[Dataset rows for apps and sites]
· · · ·
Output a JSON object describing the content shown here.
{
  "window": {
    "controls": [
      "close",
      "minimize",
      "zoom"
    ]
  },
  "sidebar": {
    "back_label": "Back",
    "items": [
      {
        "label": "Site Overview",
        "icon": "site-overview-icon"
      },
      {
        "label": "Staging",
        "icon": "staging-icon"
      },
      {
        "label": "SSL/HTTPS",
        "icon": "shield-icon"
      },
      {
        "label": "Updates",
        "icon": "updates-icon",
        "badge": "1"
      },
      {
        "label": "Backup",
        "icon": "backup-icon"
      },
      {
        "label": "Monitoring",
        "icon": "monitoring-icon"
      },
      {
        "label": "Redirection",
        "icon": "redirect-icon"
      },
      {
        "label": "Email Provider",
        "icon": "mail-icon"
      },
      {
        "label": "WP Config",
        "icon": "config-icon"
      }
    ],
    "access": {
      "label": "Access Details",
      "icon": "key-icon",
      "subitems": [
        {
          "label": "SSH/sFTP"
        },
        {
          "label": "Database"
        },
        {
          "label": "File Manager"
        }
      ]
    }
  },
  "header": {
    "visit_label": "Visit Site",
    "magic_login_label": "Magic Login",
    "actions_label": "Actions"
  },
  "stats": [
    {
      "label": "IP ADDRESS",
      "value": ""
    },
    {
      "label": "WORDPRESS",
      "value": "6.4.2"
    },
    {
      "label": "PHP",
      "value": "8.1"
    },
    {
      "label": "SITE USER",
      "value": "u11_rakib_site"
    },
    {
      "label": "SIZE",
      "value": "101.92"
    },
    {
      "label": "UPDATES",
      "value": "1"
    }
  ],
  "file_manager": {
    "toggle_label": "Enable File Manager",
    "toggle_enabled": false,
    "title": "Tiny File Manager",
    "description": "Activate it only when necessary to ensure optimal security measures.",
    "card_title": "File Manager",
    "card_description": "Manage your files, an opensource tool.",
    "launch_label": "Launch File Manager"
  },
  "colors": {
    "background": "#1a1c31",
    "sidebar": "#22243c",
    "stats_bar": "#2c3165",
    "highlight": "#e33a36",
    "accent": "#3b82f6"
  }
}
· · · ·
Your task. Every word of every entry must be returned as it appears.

Answer.
Output a JSON object describing the content shown here.
{
  "window": {
    "controls": [
      "close",
      "minimize",
      "zoom"
    ]
  },
  "sidebar": {
    "back_label": "Back",
    "items": [
      {
        "label": "Site Overview",
        "icon": "site-overview-icon"
      },
      {
        "label": "Staging",
        "icon": "staging-icon"
      },
      {
        "label": "SSL/HTTPS",
        "icon": "shield-icon"
      },
      {
        "label": "Updates",
        "icon": "updates-icon",
        "badge": "1"
      },
      {
        "label": "Backup",
        "icon": "backup-icon"
      },
      {
        "label": "Monitoring",
        "icon": "monitoring-icon"
      },
      {
        "label": "Redirection",
        "icon": "redirect-icon"
      },
      {
        "label": "Email Provider",
        "icon": "mail-icon"
      },
      {
        "label": "WP Config",
        "icon": "config-icon"
      }
    ],
    "access": {
      "label": "Access Details",
      "icon": "key-icon",
      "subitems": [
        {
          "label": "SSH/sFTP"
        },
        {
          "label": "Database"
        },
        {
          "label": "File Manager"
        }
      ]
    }
  },
  "header": {
    "visit_label": "Visit Site",
    "magic_login_label": "Magic Login",
    "actions_label": "Actions"
  },
  "stats": [
    {
      "label": "IP ADDRESS",
      "value": ""
    },
    {
      "label": "WORDPRESS",
      "value": "6.4.2"
    },
    {
      "label": "PHP",
      "value": "8.1"
    },
    {
      "label": "SITE USER",
      "value": "u11_rakib_site"
    },
    {
      "label": "SIZE",
      "value": "101.92"
    },
    {
      "label": "UPDATES",
      "value": "1"
    }
  ],
  "file_manager": {
    "toggle_label": "Enable File Manager",
    "toggle_enabled": false,
    "title": "Tiny File Manager",
    "description": "Activate it only when necessary to ensure optimal security measures.",
    "card_title": "File Manager",
    "card_description": "Manage your files, an opensource tool.",
    "launch_label": "Launch File Manager"
  },
  "colors": {
    "background": "#1a1c31",
    "sidebar": "#22243c",
    "stats_bar": "#2c3165",
    "highlight": "#e33a36",
    "accent": "#3b82f6"
  }
}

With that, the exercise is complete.